--- DIRECTIONS ---
When the string "Shift" is part of a line in the data below, report the whole line.

Records from a data source:
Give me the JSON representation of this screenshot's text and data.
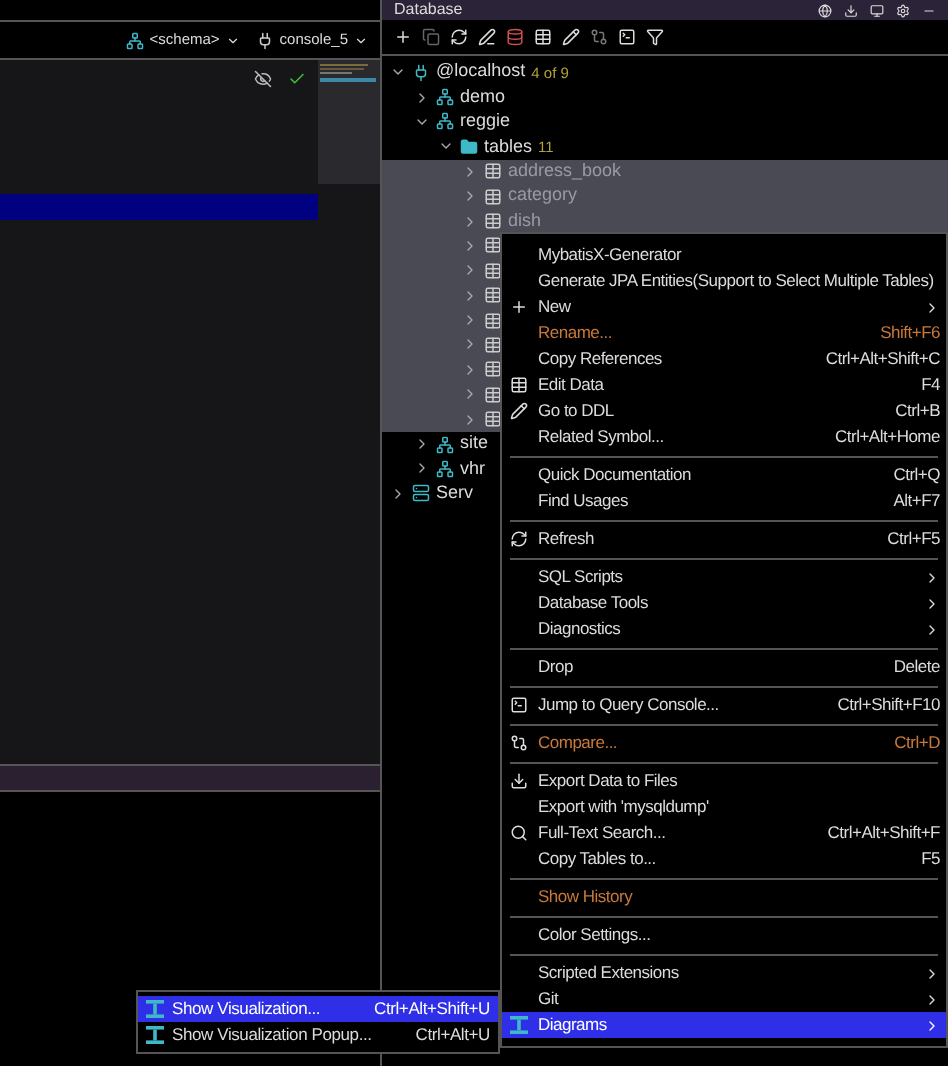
{
  "editor_toolbar": {
    "schema": "<schema>",
    "console": "console_5"
  },
  "editor": {
    "highlighted_line": true,
    "inspection_ok": true
  },
  "database_panel": {
    "title": "Database",
    "tree": [
      {
        "name": "@localhost",
        "badge": "4 of 9",
        "kind": "host",
        "expanded": true,
        "selected": false,
        "children": [
          {
            "name": "demo",
            "kind": "schema",
            "expanded": false,
            "selected": false
          },
          {
            "name": "reggie",
            "kind": "schema",
            "expanded": true,
            "selected": false,
            "children": [
              {
                "name": "tables",
                "badge": "11",
                "kind": "folder",
                "expanded": true,
                "selected": false,
                "children": [
                  {
                    "name": "address_book",
                    "kind": "table",
                    "expanded": false,
                    "selected": true
                  },
                  {
                    "name": "category",
                    "kind": "table",
                    "expanded": false,
                    "selected": true
                  },
                  {
                    "name": "dish",
                    "kind": "table",
                    "expanded": false,
                    "selected": true
                  },
                  {
                    "kind": "table",
                    "expanded": false,
                    "selected": true
                  },
                  {
                    "kind": "table",
                    "expanded": false,
                    "selected": true
                  },
                  {
                    "kind": "table",
                    "expanded": false,
                    "selected": true
                  },
                  {
                    "kind": "table",
                    "expanded": false,
                    "selected": true
                  },
                  {
                    "kind": "table",
                    "expanded": false,
                    "selected": true
                  },
                  {
                    "kind": "table",
                    "expanded": false,
                    "selected": true
                  },
                  {
                    "kind": "table",
                    "expanded": false,
                    "selected": true
                  },
                  {
                    "kind": "table",
                    "expanded": false,
                    "selected": true
                  }
                ]
              }
            ]
          },
          {
            "name": "site",
            "kind": "schema",
            "expanded": false,
            "selected": false
          },
          {
            "name": "vhr",
            "kind": "schema",
            "expanded": false,
            "selected": false
          }
        ]
      },
      {
        "name": "Serv",
        "kind": "server",
        "expanded": false,
        "selected": false
      }
    ]
  },
  "context_menu": [
    {
      "kind": "item",
      "label": "MybatisX-Generator",
      "selected": false
    },
    {
      "kind": "item",
      "label": "Generate JPA Entities(Support to Select Multiple Tables)",
      "selected": false
    },
    {
      "kind": "submenu",
      "label": "New",
      "selected": false
    },
    {
      "kind": "item",
      "label": "Rename...",
      "shortcut": "Shift+F6",
      "color": "#c8793a",
      "selected": false
    },
    {
      "kind": "item",
      "label": "Copy References",
      "shortcut": "Ctrl+Alt+Shift+C",
      "selected": false
    },
    {
      "kind": "item",
      "label": "Edit Data",
      "shortcut": "F4",
      "selected": false
    },
    {
      "kind": "item",
      "label": "Go to DDL",
      "shortcut": "Ctrl+B",
      "selected": false
    },
    {
      "kind": "item",
      "label": "Related Symbol...",
      "shortcut": "Ctrl+Alt+Home",
      "selected": false
    },
    {
      "kind": "separator"
    },
    {
      "kind": "item",
      "label": "Quick Documentation",
      "shortcut": "Ctrl+Q",
      "selected": false
    },
    {
      "kind": "item",
      "label": "Find Usages",
      "shortcut": "Alt+F7",
      "selected": false
    },
    {
      "kind": "separator"
    },
    {
      "kind": "item",
      "label": "Refresh",
      "shortcut": "Ctrl+F5",
      "selected": false
    },
    {
      "kind": "separator"
    },
    {
      "kind": "submenu",
      "label": "SQL Scripts",
      "selected": false
    },
    {
      "kind": "submenu",
      "label": "Database Tools",
      "selected": false
    },
    {
      "kind": "submenu",
      "label": "Diagnostics",
      "selected": false
    },
    {
      "kind": "separator"
    },
    {
      "kind": "item",
      "label": "Drop",
      "shortcut": "Delete",
      "selected": false
    },
    {
      "kind": "separator"
    },
    {
      "kind": "item",
      "label": "Jump to Query Console...",
      "shortcut": "Ctrl+Shift+F10",
      "selected": false
    },
    {
      "kind": "separator"
    },
    {
      "kind": "item",
      "label": "Compare...",
      "shortcut": "Ctrl+D",
      "color": "#c8793a",
      "selected": false
    },
    {
      "kind": "separator"
    },
    {
      "kind": "item",
      "label": "Export Data to Files",
      "selected": false
    },
    {
      "kind": "item",
      "label": "Export with 'mysqldump'",
      "selected": false
    },
    {
      "kind": "item",
      "label": "Full-Text Search...",
      "shortcut": "Ctrl+Alt+Shift+F",
      "selected": false
    },
    {
      "kind": "item",
      "label": "Copy Tables to...",
      "shortcut": "F5",
      "selected": false
    },
    {
      "kind": "separator"
    },
    {
      "kind": "item",
      "label": "Show History",
      "color": "#c8793a",
      "selected": false
    },
    {
      "kind": "separator"
    },
    {
      "kind": "item",
      "label": "Color Settings...",
      "selected": false
    },
    {
      "kind": "separator"
    },
    {
      "kind": "submenu",
      "label": "Scripted Extensions",
      "selected": false
    },
    {
      "kind": "submenu",
      "label": "Git",
      "selected": false
    },
    {
      "kind": "submenu",
      "label": "Diagrams",
      "selected": true
    }
  ],
  "submenu": [
    {
      "label": "Show Visualization...",
      "shortcut": "Ctrl+Alt+Shift+U",
      "selected": true
    },
    {
      "label": "Show Visualization Popup...",
      "shortcut": "Ctrl+Alt+U",
      "selected": false
    }
  ]
}
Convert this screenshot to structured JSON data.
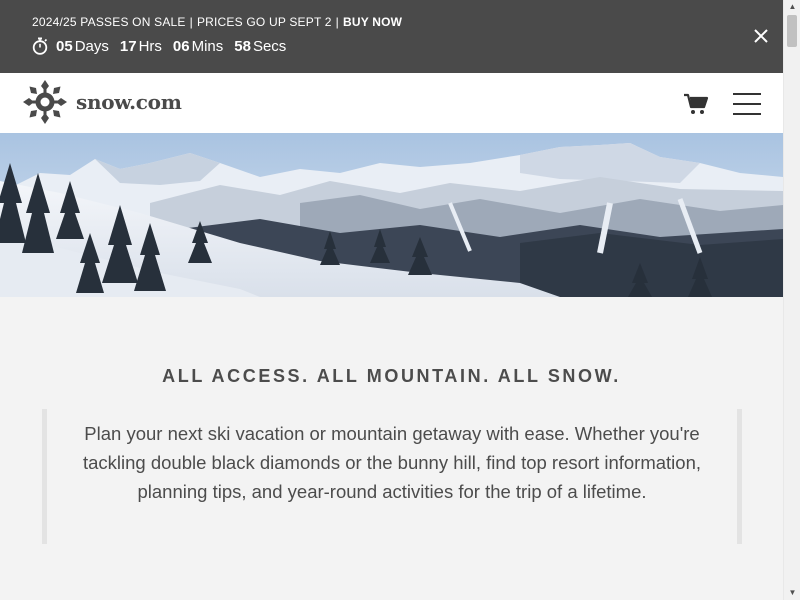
{
  "promo": {
    "message": "2024/25 PASSES ON SALE",
    "separator": "|",
    "price_notice": "PRICES GO UP SEPT 2",
    "buy_label": "BUY NOW",
    "countdown": {
      "days_value": "05",
      "days_unit": "Days",
      "hours_value": "17",
      "hours_unit": "Hrs",
      "mins_value": "06",
      "mins_unit": "Mins",
      "secs_value": "58",
      "secs_unit": "Secs"
    },
    "close_icon": "close-icon",
    "timer_icon": "stopwatch-icon"
  },
  "header": {
    "logo_text": "snow.com",
    "logo_icon": "snowflake-logo-icon",
    "cart_icon": "cart-icon",
    "menu_icon": "hamburger-menu-icon"
  },
  "hero": {
    "image": "snowy mountain panorama"
  },
  "main": {
    "tagline": "ALL ACCESS. ALL MOUNTAIN. ALL SNOW.",
    "intro": "Plan your next ski vacation or mountain getaway with ease. Whether you're tackling double black diamonds or the bunny hill, find top resort information, planning tips, and year-round activities for the trip of a lifetime."
  },
  "colors": {
    "promo_bg": "#4a4a4a",
    "header_bg": "#ffffff",
    "page_bg": "#f3f3f3",
    "text": "#4c4c4c",
    "accent_border": "#e3e3e3"
  }
}
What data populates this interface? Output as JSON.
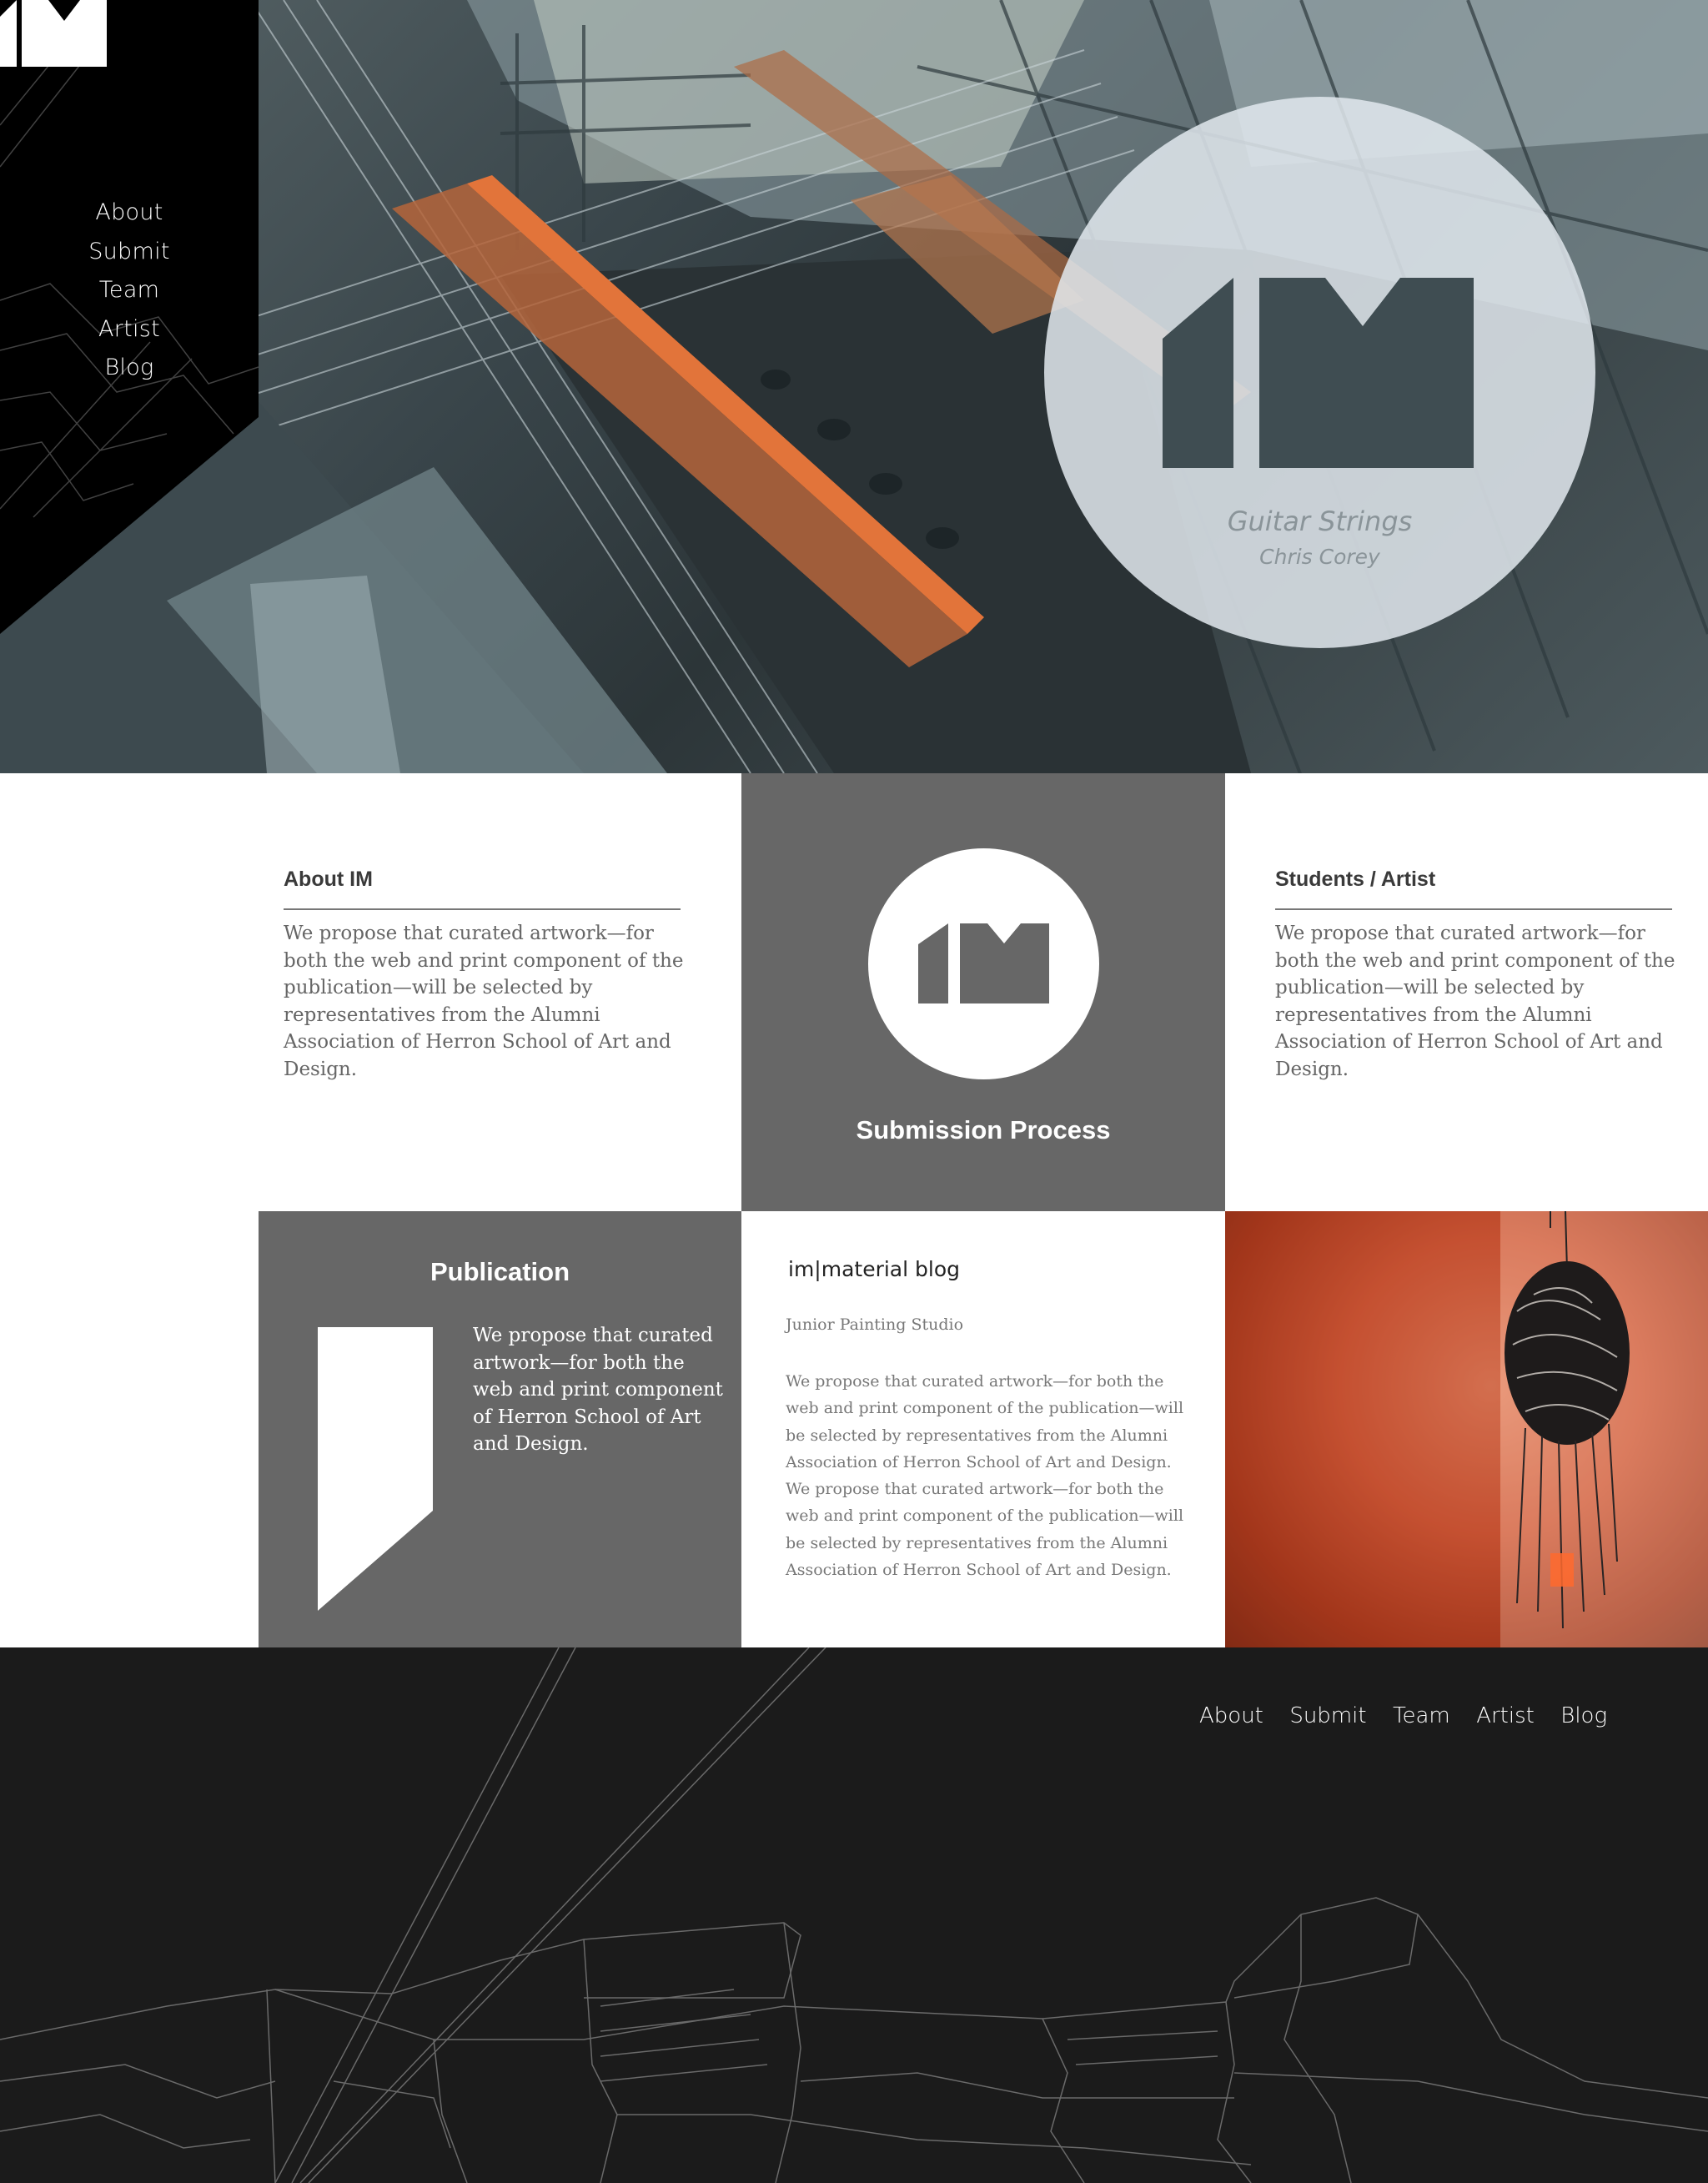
{
  "nav": {
    "items": [
      "About",
      "Submit",
      "Team",
      "Artist",
      "Blog"
    ]
  },
  "hero": {
    "artwork_title": "Guitar Strings",
    "artist": "Chris Corey"
  },
  "about": {
    "heading": "About IM",
    "body": "We propose that curated artwork—for both the web and print component of the publication—will be selected by representatives from the Alumni Association of Herron School of Art and Design."
  },
  "submission": {
    "label": "Submission Process"
  },
  "students": {
    "heading": "Students / Artist",
    "body": "We propose that curated artwork—for both the web and print component of the publication—will be selected by representatives from the Alumni Association of Herron School of Art and Design."
  },
  "publication": {
    "heading": "Publication",
    "body": "We propose that curated artwork—for both the web and print component of Herron School of Art and Design."
  },
  "blog": {
    "title": "im|material blog",
    "subtitle": "Junior Painting Studio",
    "body": "We propose that curated artwork—for both the web and print component of the publication—will be selected by representatives from the Alumni Association of Herron School of Art and Design. We propose that curated artwork—for both the web and print component of the publication—will be selected by representatives from the Alumni Association of Herron School of Art and Design."
  },
  "colors": {
    "panel_gray": "#676767",
    "sidebar_black": "#000000",
    "footer_black": "#1b1b1b",
    "accent_orange": "#d65a2c"
  },
  "icons": [
    "im-logo-icon",
    "publication-bookmark-icon"
  ]
}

--- PROBLEM SOLUTION ---
      "shortcut": "Shift+F6",
      "shortcut": "Ctrl+Alt+Shift+C",
      "shortcut": "Ctrl+Shift+F10",
      "shortcut": "Ctrl+Alt+Shift+F",
      "shortcut": "Ctrl+Alt+Shift+U",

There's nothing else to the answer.